#### DATA FOR ANALYSIS:

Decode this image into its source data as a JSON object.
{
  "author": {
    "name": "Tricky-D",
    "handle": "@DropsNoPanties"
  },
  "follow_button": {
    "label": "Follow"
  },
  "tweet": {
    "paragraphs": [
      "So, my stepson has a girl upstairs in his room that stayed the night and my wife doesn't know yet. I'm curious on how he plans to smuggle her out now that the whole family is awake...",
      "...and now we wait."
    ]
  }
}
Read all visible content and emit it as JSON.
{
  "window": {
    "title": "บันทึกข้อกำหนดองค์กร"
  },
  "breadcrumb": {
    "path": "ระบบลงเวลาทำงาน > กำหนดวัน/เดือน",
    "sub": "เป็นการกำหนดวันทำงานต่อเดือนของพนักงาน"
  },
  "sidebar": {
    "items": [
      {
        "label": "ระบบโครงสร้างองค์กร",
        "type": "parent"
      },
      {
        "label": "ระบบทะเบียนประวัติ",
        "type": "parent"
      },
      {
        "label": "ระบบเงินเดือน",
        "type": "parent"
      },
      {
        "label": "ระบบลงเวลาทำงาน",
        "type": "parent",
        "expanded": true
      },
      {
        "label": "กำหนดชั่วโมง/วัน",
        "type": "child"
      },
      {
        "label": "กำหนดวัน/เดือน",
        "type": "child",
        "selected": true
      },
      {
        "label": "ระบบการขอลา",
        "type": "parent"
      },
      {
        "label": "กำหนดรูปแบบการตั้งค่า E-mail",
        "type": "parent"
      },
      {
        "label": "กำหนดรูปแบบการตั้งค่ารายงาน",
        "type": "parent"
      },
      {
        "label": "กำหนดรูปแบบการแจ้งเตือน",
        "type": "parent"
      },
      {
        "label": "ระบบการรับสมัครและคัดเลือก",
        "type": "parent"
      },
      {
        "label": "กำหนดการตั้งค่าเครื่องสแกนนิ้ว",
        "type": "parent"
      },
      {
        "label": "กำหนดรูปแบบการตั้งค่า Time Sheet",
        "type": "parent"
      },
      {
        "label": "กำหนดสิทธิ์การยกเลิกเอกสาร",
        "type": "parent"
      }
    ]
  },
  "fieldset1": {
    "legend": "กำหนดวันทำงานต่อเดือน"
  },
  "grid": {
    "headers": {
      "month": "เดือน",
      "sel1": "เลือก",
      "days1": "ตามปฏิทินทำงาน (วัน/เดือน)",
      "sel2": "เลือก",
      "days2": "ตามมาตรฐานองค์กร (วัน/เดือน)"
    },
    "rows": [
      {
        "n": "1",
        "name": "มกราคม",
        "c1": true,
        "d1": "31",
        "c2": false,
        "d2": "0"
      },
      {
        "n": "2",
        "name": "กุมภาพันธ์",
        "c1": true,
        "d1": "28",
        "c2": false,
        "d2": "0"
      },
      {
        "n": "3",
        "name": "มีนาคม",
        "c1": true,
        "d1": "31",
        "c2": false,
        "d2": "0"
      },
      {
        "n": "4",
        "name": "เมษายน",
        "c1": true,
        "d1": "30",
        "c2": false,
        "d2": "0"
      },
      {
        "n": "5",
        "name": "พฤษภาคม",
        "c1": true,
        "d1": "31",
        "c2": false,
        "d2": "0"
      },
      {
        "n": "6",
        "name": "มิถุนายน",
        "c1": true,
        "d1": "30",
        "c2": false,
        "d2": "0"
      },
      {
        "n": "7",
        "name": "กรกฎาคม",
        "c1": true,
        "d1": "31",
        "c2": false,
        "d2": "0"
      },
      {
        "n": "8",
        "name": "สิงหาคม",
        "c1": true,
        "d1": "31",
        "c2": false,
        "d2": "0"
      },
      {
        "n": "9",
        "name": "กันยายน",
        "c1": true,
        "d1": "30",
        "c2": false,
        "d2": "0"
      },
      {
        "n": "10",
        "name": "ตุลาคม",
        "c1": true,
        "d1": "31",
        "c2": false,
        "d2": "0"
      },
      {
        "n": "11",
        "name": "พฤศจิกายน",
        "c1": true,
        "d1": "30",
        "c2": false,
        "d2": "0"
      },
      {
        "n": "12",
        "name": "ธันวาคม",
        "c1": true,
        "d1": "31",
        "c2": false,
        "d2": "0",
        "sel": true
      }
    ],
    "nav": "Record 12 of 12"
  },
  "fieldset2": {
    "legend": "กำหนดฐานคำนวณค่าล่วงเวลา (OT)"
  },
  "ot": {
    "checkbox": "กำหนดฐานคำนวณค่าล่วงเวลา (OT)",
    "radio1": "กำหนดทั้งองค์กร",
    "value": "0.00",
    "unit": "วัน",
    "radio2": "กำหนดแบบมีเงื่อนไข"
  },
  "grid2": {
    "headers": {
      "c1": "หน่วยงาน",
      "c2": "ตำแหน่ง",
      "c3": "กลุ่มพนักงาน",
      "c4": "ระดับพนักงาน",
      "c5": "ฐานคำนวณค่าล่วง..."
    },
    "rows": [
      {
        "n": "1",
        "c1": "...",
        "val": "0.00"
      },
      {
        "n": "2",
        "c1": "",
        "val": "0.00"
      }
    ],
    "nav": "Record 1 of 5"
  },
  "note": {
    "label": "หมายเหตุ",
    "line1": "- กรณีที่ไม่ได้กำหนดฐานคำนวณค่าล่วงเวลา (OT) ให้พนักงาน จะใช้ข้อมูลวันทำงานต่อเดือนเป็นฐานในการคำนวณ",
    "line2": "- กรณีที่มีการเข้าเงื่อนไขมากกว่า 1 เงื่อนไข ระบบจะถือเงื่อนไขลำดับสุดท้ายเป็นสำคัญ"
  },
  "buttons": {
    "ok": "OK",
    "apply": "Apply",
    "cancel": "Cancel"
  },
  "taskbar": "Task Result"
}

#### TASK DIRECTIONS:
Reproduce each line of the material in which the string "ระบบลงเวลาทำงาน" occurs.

#### TASK ANSWER:
    "path": "ระบบลงเวลาทำงาน > กำหนดวัน/เดือน",
        "label": "ระบบลงเวลาทำงาน",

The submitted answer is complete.